*Exercise prompt*: Where the word "Dragon" appears in a line of the entries below, count that line and give the total alone.

Component data from apps and pages:
━━━━━━━━━━

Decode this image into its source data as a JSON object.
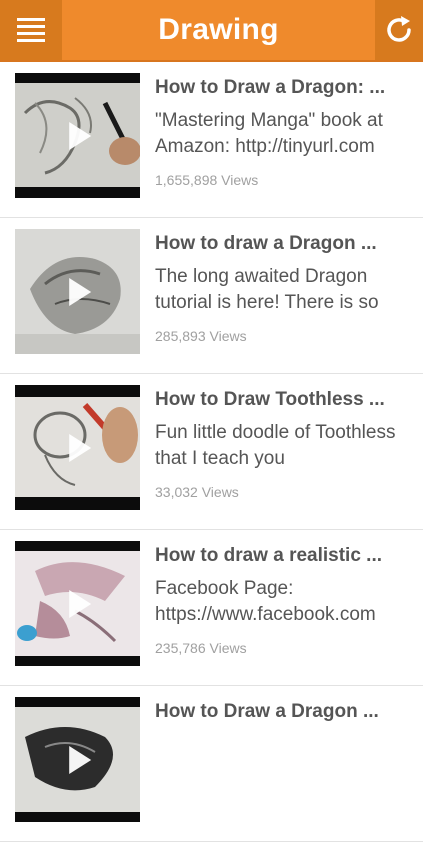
{
  "header": {
    "title": "Drawing",
    "menu_icon": "hamburger-menu-icon",
    "refresh_icon": "refresh-icon",
    "bar_color": "#ef8a2c",
    "button_color": "#d77a1e"
  },
  "videos": [
    {
      "title": "How to Draw a Dragon: ...",
      "description": "\"Mastering Manga\" book at Amazon: http://tinyurl.com",
      "views": "1,655,898 Views"
    },
    {
      "title": "How to draw a Dragon ...",
      "description": "The long awaited Dragon tutorial is here! There is so",
      "views": "285,893 Views"
    },
    {
      "title": "How to Draw Toothless ...",
      "description": "Fun little doodle of Toothless that I teach you",
      "views": "33,032 Views"
    },
    {
      "title": "How to draw a realistic ...",
      "description": "Facebook Page: https://www.facebook.com",
      "views": "235,786 Views"
    },
    {
      "title": "How to Draw a Dragon ...",
      "description": "",
      "views": ""
    }
  ]
}
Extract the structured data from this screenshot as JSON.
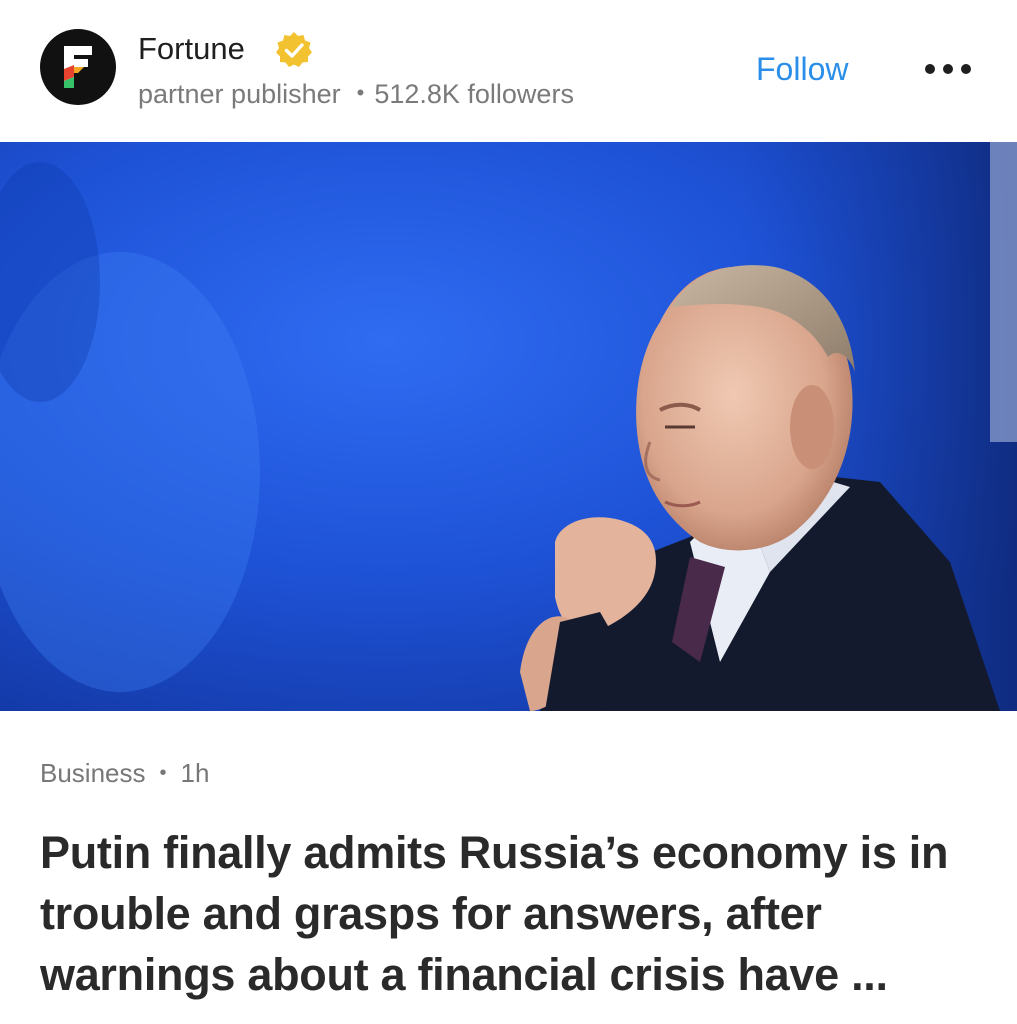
{
  "publisher": {
    "name": "Fortune",
    "verified_icon": "verified-badge-icon",
    "subtitle": "partner publisher",
    "followers": "512.8K followers",
    "logo_icon": "fortune-logo-icon"
  },
  "actions": {
    "follow_label": "Follow",
    "more_icon": "more-options-icon"
  },
  "article": {
    "category": "Business",
    "time": "1h",
    "headline": "Putin finally admits Russia’s economy is in trouble and grasps for answers, after warnings about a financial crisis have ..."
  },
  "colors": {
    "accent": "#2b8ee8",
    "verified": "#f2c230",
    "hero_background": "#1d4fd0",
    "headline_text": "#2a2a2a",
    "meta_text": "#777777"
  }
}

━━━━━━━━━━

*Output of the task*: 4